Lojban, nouns/verbs

Lee Daniel Crocker (lcrocker@mercury.colossus.net)
Tue, 18 Nov 1997 15:16:13 -0800 (PST)

> How is recognizing actor-action assumptions different
> from recognizing nouns and verbs?

Not at all; that's rather my point. All languages I know
about (admittedly few) have such assumptions, and contrary
to your assertion, Lojban does not, though I have been
unsuccessful so far in showing that.

Ironically, you make a very good argument for UG, but not
by the content of your text; by the very fact that such
an intelligent mind still maps the Lojban concepts of
sumti and bridi onto the traditional actor/action form
of most languages--when no such mapping is necessary or
implied by the language in any way--demonstrates how
wired-in that structure is. It may well be that I and
other Lojban speakers also internally make that mapping
when we produce sentences; but that is a function of how
our brains are wired, not something that actually exists
in the language itself. In my more lucid moments, I can
see the difference, and I can construct bridi without
consciously mapping them to actions. Maybe I'm just
fooling myself and my mind is doing it subconsciously.

Lojban sumti are pretty damned noun-like, and if pressed I
would have to admit that I really don't see a difference.
But bridi (predicates) /are not/ verbs; they do not have
anything at all in their nature that implies action, actors,
location in time, or any of the other trappings of verbness
from other languages. If it were only the case that Lojban
was simpler at using words in multiple roles but still had
the same roles, you're right that that would be a minor
tweak, hardly worthy of study. But that's not the case.
Lojban bridi really are different.

Your examples of languages without an explicitly spoken
copula are interesting, but in those languages the copula
is exceptional in that regard. Many other verbs--even
those that express very non-verb-like things like spatial
relationships, properties, associations, etc., are still
expressed in a verb-like way (or else escape doing so by
using the copula): "I belong to this group" (as if that
were an action I'm taking, not a state of existence),
"This document supercedes that one" (as if the documents
were actor and acted upon), "I married Jane" (not referring
to the ceremony but the state), "Stones surround the fire"
(as if it were their choice).

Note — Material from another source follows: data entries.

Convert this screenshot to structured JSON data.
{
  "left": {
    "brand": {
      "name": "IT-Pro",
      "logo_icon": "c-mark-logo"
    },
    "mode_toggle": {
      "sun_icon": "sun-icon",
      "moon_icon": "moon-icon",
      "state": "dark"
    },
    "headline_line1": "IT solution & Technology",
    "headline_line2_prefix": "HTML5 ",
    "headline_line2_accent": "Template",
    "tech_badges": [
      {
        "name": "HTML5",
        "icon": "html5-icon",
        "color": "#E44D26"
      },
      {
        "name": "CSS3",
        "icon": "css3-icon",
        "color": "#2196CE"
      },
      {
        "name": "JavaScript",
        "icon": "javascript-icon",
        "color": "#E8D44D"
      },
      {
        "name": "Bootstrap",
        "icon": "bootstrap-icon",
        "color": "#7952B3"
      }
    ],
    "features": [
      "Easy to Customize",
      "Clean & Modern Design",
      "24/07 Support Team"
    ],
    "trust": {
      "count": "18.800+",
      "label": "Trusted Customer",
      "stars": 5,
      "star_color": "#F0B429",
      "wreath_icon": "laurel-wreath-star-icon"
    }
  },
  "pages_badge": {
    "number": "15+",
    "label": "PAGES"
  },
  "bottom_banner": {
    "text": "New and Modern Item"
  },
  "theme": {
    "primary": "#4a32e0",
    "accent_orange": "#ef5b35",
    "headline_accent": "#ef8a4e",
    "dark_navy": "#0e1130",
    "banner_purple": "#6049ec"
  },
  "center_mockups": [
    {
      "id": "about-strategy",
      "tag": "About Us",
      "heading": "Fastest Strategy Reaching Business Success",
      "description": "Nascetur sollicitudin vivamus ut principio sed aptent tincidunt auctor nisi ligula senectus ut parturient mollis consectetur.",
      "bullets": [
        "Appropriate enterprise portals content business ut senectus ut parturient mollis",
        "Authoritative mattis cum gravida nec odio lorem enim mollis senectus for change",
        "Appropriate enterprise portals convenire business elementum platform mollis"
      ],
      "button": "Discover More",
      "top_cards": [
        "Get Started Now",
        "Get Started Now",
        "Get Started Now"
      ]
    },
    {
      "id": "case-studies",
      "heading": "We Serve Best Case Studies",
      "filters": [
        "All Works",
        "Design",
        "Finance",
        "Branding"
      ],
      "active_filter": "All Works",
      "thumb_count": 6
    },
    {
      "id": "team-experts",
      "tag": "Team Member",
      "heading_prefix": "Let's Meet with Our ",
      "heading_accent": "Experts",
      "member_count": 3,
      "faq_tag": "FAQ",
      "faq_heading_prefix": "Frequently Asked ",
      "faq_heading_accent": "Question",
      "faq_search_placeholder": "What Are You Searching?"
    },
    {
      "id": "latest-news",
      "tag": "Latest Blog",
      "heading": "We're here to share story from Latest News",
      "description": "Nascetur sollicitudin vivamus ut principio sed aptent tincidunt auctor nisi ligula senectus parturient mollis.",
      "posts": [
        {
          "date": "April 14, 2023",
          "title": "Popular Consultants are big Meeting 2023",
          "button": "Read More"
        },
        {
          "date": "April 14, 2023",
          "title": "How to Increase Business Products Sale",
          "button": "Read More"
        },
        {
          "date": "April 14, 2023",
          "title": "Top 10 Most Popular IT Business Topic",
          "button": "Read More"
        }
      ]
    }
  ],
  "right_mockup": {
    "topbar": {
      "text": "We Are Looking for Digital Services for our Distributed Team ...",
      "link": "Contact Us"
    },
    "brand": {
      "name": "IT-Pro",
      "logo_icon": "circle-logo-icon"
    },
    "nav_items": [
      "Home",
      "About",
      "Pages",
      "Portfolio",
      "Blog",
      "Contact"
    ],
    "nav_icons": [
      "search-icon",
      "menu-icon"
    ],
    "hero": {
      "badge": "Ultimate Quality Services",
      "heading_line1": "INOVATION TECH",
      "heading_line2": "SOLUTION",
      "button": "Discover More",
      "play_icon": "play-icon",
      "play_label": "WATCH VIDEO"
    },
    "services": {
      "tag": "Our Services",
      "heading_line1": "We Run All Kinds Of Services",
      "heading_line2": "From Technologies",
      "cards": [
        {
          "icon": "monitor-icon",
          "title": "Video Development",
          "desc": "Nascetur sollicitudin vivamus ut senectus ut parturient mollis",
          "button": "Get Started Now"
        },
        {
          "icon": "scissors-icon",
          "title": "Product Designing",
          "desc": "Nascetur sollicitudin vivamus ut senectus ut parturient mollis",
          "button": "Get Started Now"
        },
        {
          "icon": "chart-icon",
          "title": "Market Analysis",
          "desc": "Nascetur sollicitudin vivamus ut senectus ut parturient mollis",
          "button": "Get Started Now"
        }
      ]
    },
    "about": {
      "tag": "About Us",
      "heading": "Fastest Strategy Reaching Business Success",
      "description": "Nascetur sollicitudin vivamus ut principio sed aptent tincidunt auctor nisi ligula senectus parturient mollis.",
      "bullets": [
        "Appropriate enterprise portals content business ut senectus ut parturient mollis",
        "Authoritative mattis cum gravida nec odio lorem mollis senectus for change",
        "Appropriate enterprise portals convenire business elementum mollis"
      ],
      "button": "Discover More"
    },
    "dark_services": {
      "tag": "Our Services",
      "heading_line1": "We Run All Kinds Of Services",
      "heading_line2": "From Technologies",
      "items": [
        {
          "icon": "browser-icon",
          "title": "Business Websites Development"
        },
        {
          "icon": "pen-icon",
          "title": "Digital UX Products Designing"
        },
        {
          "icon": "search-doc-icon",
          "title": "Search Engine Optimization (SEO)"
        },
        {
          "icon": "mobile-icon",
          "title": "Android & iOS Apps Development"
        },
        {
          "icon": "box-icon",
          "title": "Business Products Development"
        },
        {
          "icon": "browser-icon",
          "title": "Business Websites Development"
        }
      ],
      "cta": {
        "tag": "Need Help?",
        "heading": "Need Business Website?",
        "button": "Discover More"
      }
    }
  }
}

The verbness of some of these constructs is more apparent in
some languages than others (for example, in German or Russian
the nouns would be declined to label which thing the "actor"
in these sentences), but the languages involved have
structures designed for prototypical actor/action type verbs,
and that accommodate other ideas into that form. Even when a
pseudo-verb like the copula is omitted, the language still
identifies who's doing the is-ing and who is is-ed (though
they may "mark" this with nothing more than word order.
Lojban regrettably has to put sumti [predicate-arguments]
into some order simply to serialize them, so there will be
some hidden implications of word order. Theoretically, a
non-serial representation of Lojban without the problem
would be possible).

So while I agree that verbness may very well be built into
the way our brains work, I'm not ready to give up on a better
idea just yet, because I /can/ see the difference, and I
think humans (if not me, then maybe my children or a later
enhanced me) will be able to use this structure as easily as
I use verbs. I'm not yet convinced that this isn't possible,
and I think it's important because language is by far the
single most important technology we have, and optimizing it
is likely to produce great benefit.

Lee Daniel Crocker <lee@piclab.com> <http://www.piclab.com/lcrocker.html>
"All inventions or works of authorship original to me, herein and past,
are placed irrevocably in the public domain, and may be used or modified
for any purpose, without permission, attribution, or notification."--LDC